■ Task details ■
When a line contains the string "description", it counts once; give the total of such lines in the entries below and nothing else.

■ Input ■
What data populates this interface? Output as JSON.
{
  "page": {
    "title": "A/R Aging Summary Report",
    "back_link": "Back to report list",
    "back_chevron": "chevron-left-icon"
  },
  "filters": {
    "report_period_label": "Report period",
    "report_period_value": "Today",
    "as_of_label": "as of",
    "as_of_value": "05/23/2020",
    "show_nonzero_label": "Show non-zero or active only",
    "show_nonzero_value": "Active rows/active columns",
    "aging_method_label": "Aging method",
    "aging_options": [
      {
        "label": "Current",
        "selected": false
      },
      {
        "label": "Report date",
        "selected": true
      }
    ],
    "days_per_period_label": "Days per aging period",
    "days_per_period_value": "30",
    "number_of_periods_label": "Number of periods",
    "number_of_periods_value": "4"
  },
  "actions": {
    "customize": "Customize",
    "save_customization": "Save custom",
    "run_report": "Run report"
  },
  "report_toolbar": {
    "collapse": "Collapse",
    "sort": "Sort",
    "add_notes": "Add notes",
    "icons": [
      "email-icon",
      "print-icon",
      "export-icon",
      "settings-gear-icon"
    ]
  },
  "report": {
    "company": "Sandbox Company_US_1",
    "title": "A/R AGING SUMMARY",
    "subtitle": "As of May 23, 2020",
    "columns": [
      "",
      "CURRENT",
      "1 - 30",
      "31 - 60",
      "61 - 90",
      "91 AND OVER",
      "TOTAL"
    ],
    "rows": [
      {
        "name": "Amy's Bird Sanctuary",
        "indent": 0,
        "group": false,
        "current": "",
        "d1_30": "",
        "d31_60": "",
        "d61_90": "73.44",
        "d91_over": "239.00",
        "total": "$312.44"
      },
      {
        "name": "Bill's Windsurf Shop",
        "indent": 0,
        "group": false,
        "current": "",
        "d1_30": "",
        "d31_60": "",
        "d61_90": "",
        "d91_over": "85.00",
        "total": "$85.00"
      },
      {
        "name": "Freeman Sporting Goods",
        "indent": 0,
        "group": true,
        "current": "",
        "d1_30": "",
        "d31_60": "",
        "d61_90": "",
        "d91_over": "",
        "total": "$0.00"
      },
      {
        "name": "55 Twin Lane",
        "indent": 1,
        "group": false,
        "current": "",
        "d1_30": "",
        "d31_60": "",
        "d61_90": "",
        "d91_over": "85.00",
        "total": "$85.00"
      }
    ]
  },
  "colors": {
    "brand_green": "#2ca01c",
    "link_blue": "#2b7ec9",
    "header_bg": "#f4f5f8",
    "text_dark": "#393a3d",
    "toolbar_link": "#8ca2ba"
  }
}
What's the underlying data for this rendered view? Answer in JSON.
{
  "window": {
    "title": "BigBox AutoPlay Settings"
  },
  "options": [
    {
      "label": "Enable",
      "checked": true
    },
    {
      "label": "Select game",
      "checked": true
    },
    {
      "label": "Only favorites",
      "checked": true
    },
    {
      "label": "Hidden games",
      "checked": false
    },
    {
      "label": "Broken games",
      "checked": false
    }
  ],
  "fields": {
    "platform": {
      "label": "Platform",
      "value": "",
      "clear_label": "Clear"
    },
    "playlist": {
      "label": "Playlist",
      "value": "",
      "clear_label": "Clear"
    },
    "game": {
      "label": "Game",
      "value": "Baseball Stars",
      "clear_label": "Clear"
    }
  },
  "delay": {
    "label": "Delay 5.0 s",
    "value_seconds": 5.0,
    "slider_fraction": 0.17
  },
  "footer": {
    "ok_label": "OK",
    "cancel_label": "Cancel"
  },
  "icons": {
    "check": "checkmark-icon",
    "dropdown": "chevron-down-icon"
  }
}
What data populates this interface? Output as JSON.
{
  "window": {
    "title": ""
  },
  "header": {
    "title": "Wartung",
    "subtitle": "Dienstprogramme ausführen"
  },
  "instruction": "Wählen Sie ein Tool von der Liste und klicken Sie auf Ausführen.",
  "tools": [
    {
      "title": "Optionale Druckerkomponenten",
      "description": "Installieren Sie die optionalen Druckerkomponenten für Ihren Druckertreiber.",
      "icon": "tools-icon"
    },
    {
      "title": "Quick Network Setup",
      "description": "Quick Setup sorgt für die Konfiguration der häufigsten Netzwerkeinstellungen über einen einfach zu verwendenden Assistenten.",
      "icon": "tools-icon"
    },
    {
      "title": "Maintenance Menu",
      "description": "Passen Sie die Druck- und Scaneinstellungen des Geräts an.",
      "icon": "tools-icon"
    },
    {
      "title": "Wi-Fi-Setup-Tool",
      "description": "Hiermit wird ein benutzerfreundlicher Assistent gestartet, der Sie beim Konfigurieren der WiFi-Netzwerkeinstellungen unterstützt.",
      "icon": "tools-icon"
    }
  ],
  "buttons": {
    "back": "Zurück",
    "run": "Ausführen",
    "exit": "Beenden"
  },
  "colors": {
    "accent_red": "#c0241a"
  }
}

■ Response below ■
4